Stored data
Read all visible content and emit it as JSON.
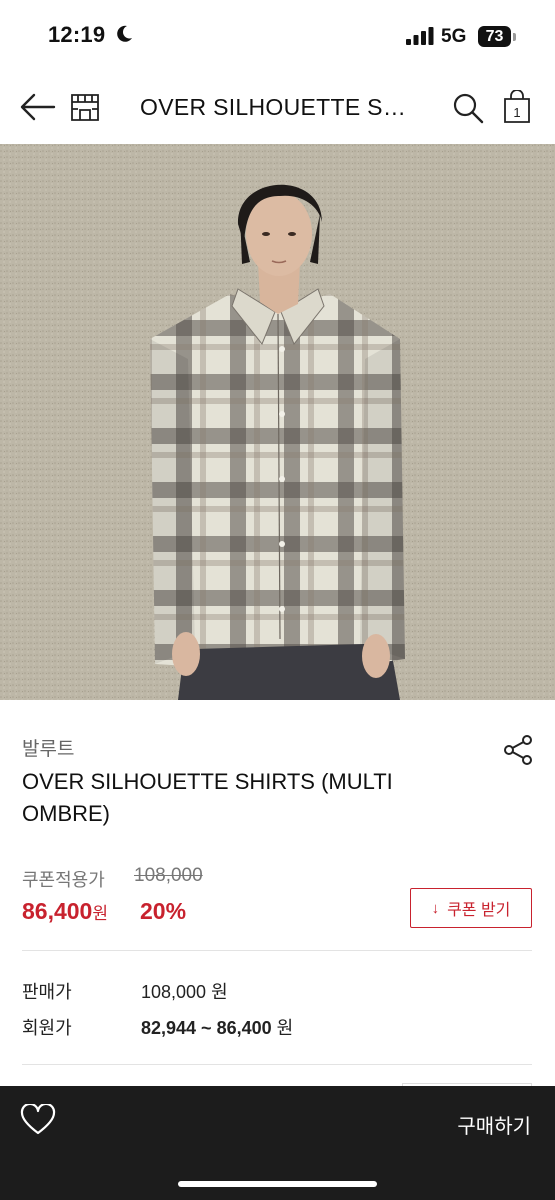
{
  "status": {
    "time": "12:19",
    "network": "5G",
    "battery": "73"
  },
  "nav": {
    "title": "OVER SILHOUETTE SHIRTS (MULTI OMBRE)",
    "bag_count": "1"
  },
  "product": {
    "brand": "발루트",
    "name": "OVER SILHOUETTE SHIRTS (MULTI OMBRE)"
  },
  "pricing": {
    "coupon_label": "쿠폰적용가",
    "original_price": "108,000",
    "sale_price": "86,400",
    "sale_unit": "원",
    "discount": "20%",
    "coupon_button": "쿠폰 받기",
    "coupon_icon": "↓"
  },
  "details": [
    {
      "label": "판매가",
      "value": "108,000",
      "unit": "원"
    },
    {
      "label": "회원가",
      "value": "82,944 ~ 86,400",
      "unit": "원"
    }
  ],
  "bottom_bar": {
    "buy_label": "구매하기"
  },
  "colors": {
    "accent": "#c8222e",
    "bottom_bar": "#1c1c1c"
  }
}
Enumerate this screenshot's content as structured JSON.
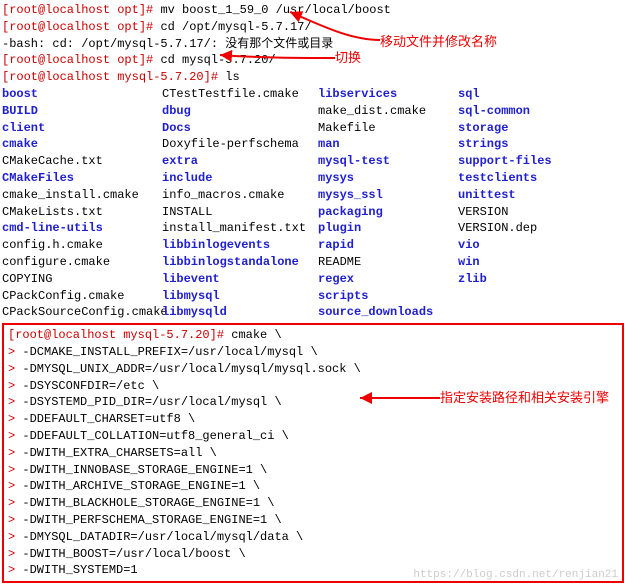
{
  "lines": {
    "l1_prompt": "[root@localhost opt]#",
    "l1_cmd": "mv boost_1_59_0 /usr/local/boost",
    "l2_prompt": "[root@localhost opt]#",
    "l2_cmd": "cd /opt/mysql-5.7.17/",
    "l3": "-bash: cd: /opt/mysql-5.7.17/: 没有那个文件或目录",
    "l4_prompt": "[root@localhost opt]#",
    "l4_cmd": "cd mysql-5.7.20/",
    "l5_prompt": "[root@localhost mysql-5.7.20]#",
    "l5_cmd": "ls"
  },
  "annotations": {
    "a1": "移动文件并修改名称",
    "a2": "切换",
    "a3": "指定安装路径和相关安装引擎"
  },
  "ls": [
    [
      "boost",
      "d",
      "CTestTestfile.cmake",
      "f",
      "libservices",
      "d",
      "sql",
      "d"
    ],
    [
      "BUILD",
      "d",
      "dbug",
      "d",
      "make_dist.cmake",
      "f",
      "sql-common",
      "d"
    ],
    [
      "client",
      "d",
      "Docs",
      "d",
      "Makefile",
      "f",
      "storage",
      "d"
    ],
    [
      "cmake",
      "d",
      "Doxyfile-perfschema",
      "f",
      "man",
      "d",
      "strings",
      "d"
    ],
    [
      "CMakeCache.txt",
      "f",
      "extra",
      "d",
      "mysql-test",
      "d",
      "support-files",
      "d"
    ],
    [
      "CMakeFiles",
      "d",
      "include",
      "d",
      "mysys",
      "d",
      "testclients",
      "d"
    ],
    [
      "cmake_install.cmake",
      "f",
      "info_macros.cmake",
      "f",
      "mysys_ssl",
      "d",
      "unittest",
      "d"
    ],
    [
      "CMakeLists.txt",
      "f",
      "INSTALL",
      "f",
      "packaging",
      "d",
      "VERSION",
      "f"
    ],
    [
      "cmd-line-utils",
      "d",
      "install_manifest.txt",
      "f",
      "plugin",
      "d",
      "VERSION.dep",
      "f"
    ],
    [
      "config.h.cmake",
      "f",
      "libbinlogevents",
      "d",
      "rapid",
      "d",
      "vio",
      "d"
    ],
    [
      "configure.cmake",
      "f",
      "libbinlogstandalone",
      "d",
      "README",
      "f",
      "win",
      "d"
    ],
    [
      "COPYING",
      "f",
      "libevent",
      "d",
      "regex",
      "d",
      "zlib",
      "d"
    ],
    [
      "CPackConfig.cmake",
      "f",
      "libmysql",
      "d",
      "scripts",
      "d",
      "",
      "f"
    ],
    [
      "CPackSourceConfig.cmake",
      "f",
      "libmysqld",
      "d",
      "source_downloads",
      "d",
      "",
      "f"
    ]
  ],
  "cmake": {
    "prompt": "[root@localhost mysql-5.7.20]#",
    "head": "cmake \\",
    "opts": [
      "-DCMAKE_INSTALL_PREFIX=/usr/local/mysql \\",
      "-DMYSQL_UNIX_ADDR=/usr/local/mysql/mysql.sock \\",
      "-DSYSCONFDIR=/etc \\",
      "-DSYSTEMD_PID_DIR=/usr/local/mysql \\",
      "-DDEFAULT_CHARSET=utf8 \\",
      "-DDEFAULT_COLLATION=utf8_general_ci \\",
      "-DWITH_EXTRA_CHARSETS=all \\",
      "-DWITH_INNOBASE_STORAGE_ENGINE=1 \\",
      "-DWITH_ARCHIVE_STORAGE_ENGINE=1 \\",
      "-DWITH_BLACKHOLE_STORAGE_ENGINE=1 \\",
      "-DWITH_PERFSCHEMA_STORAGE_ENGINE=1 \\",
      "-DMYSQL_DATADIR=/usr/local/mysql/data \\",
      "-DWITH_BOOST=/usr/local/boost \\",
      "-DWITH_SYSTEMD=1"
    ]
  },
  "watermark": "https://blog.csdn.net/renjian21"
}
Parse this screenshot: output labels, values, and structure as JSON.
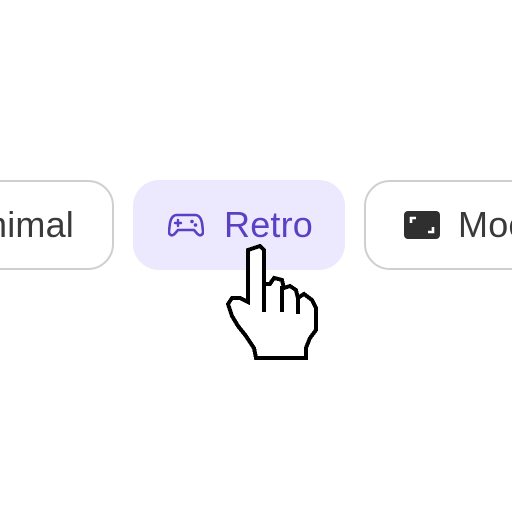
{
  "chips": {
    "left": {
      "label": "nimal",
      "icon": "none"
    },
    "retro": {
      "label": "Retro",
      "icon": "gamepad-icon",
      "selected": true
    },
    "right": {
      "label": "Moc",
      "icon": "screen-corners-icon"
    }
  },
  "cursor": {
    "icon": "pointer-hand-icon"
  },
  "colors": {
    "selected_bg": "#ece8fd",
    "selected_text": "#5b40c4",
    "chip_border": "#cfcfcf",
    "chip_text": "#3a3a3a"
  }
}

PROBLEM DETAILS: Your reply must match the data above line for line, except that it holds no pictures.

WRITTEN RESPONSE:
Read all visible content and emit it as JSON.
{
  "status": {
    "time": "12:19",
    "network": "5G",
    "battery": "73"
  },
  "nav": {
    "title": "OVER SILHOUETTE SHIRTS (MULTI OMBRE)",
    "bag_count": "1"
  },
  "product": {
    "brand": "발루트",
    "name": "OVER SILHOUETTE SHIRTS (MULTI OMBRE)"
  },
  "pricing": {
    "coupon_label": "쿠폰적용가",
    "original_price": "108,000",
    "sale_price": "86,400",
    "sale_unit": "원",
    "discount": "20%",
    "coupon_button": "쿠폰 받기",
    "coupon_icon": "↓"
  },
  "details": [
    {
      "label": "판매가",
      "value": "108,000",
      "unit": "원"
    },
    {
      "label": "회원가",
      "value": "82,944 ~ 86,400",
      "unit": "원"
    }
  ],
  "bottom_bar": {
    "buy_label": "구매하기"
  },
  "colors": {
    "accent": "#c8222e",
    "bottom_bar": "#1c1c1c"
  }
}
Enumerate this screenshot's content as structured JSON.
{
  "lines": {
    "l1_prompt": "[root@localhost opt]#",
    "l1_cmd": "mv boost_1_59_0 /usr/local/boost",
    "l2_prompt": "[root@localhost opt]#",
    "l2_cmd": "cd /opt/mysql-5.7.17/",
    "l3": "-bash: cd: /opt/mysql-5.7.17/: 没有那个文件或目录",
    "l4_prompt": "[root@localhost opt]#",
    "l4_cmd": "cd mysql-5.7.20/",
    "l5_prompt": "[root@localhost mysql-5.7.20]#",
    "l5_cmd": "ls"
  },
  "annotations": {
    "a1": "移动文件并修改名称",
    "a2": "切换",
    "a3": "指定安装路径和相关安装引擎"
  },
  "ls": [
    [
      "boost",
      "d",
      "CTestTestfile.cmake",
      "f",
      "libservices",
      "d",
      "sql",
      "d"
    ],
    [
      "BUILD",
      "d",
      "dbug",
      "d",
      "make_dist.cmake",
      "f",
      "sql-common",
      "d"
    ],
    [
      "client",
      "d",
      "Docs",
      "d",
      "Makefile",
      "f",
      "storage",
      "d"
    ],
    [
      "cmake",
      "d",
      "Doxyfile-perfschema",
      "f",
      "man",
      "d",
      "strings",
      "d"
    ],
    [
      "CMakeCache.txt",
      "f",
      "extra",
      "d",
      "mysql-test",
      "d",
      "support-files",
      "d"
    ],
    [
      "CMakeFiles",
      "d",
      "include",
      "d",
      "mysys",
      "d",
      "testclients",
      "d"
    ],
    [
      "cmake_install.cmake",
      "f",
      "info_macros.cmake",
      "f",
      "mysys_ssl",
      "d",
      "unittest",
      "d"
    ],
    [
      "CMakeLists.txt",
      "f",
      "INSTALL",
      "f",
      "packaging",
      "d",
      "VERSION",
      "f"
    ],
    [
      "cmd-line-utils",
      "d",
      "install_manifest.txt",
      "f",
      "plugin",
      "d",
      "VERSION.dep",
      "f"
    ],
    [
      "config.h.cmake",
      "f",
      "libbinlogevents",
      "d",
      "rapid",
      "d",
      "vio",
      "d"
    ],
    [
      "configure.cmake",
      "f",
      "libbinlogstandalone",
      "d",
      "README",
      "f",
      "win",
      "d"
    ],
    [
      "COPYING",
      "f",
      "libevent",
      "d",
      "regex",
      "d",
      "zlib",
      "d"
    ],
    [
      "CPackConfig.cmake",
      "f",
      "libmysql",
      "d",
      "scripts",
      "d",
      "",
      "f"
    ],
    [
      "CPackSourceConfig.cmake",
      "f",
      "libmysqld",
      "d",
      "source_downloads",
      "d",
      "",
      "f"
    ]
  ],
  "cmake": {
    "prompt": "[root@localhost mysql-5.7.20]#",
    "head": "cmake \\",
    "opts": [
      "-DCMAKE_INSTALL_PREFIX=/usr/local/mysql \\",
      "-DMYSQL_UNIX_ADDR=/usr/local/mysql/mysql.sock \\",
      "-DSYSCONFDIR=/etc \\",
      "-DSYSTEMD_PID_DIR=/usr/local/mysql \\",
      "-DDEFAULT_CHARSET=utf8 \\",
      "-DDEFAULT_COLLATION=utf8_general_ci \\",
      "-DWITH_EXTRA_CHARSETS=all \\",
      "-DWITH_INNOBASE_STORAGE_ENGINE=1 \\",
      "-DWITH_ARCHIVE_STORAGE_ENGINE=1 \\",
      "-DWITH_BLACKHOLE_STORAGE_ENGINE=1 \\",
      "-DWITH_PERFSCHEMA_STORAGE_ENGINE=1 \\",
      "-DMYSQL_DATADIR=/usr/local/mysql/data \\",
      "-DWITH_BOOST=/usr/local/boost \\",
      "-DWITH_SYSTEMD=1"
    ]
  },
  "watermark": "https://blog.csdn.net/renjian21"
}
Parse this screenshot: output labels, values, and structure as JSON.
{
  "chips": {
    "left": {
      "label": "nimal",
      "icon": "none"
    },
    "retro": {
      "label": "Retro",
      "icon": "gamepad-icon",
      "selected": true
    },
    "right": {
      "label": "Moc",
      "icon": "screen-corners-icon"
    }
  },
  "cursor": {
    "icon": "pointer-hand-icon"
  },
  "colors": {
    "selected_bg": "#ece8fd",
    "selected_text": "#5b40c4",
    "chip_border": "#cfcfcf",
    "chip_text": "#3a3a3a"
  }
}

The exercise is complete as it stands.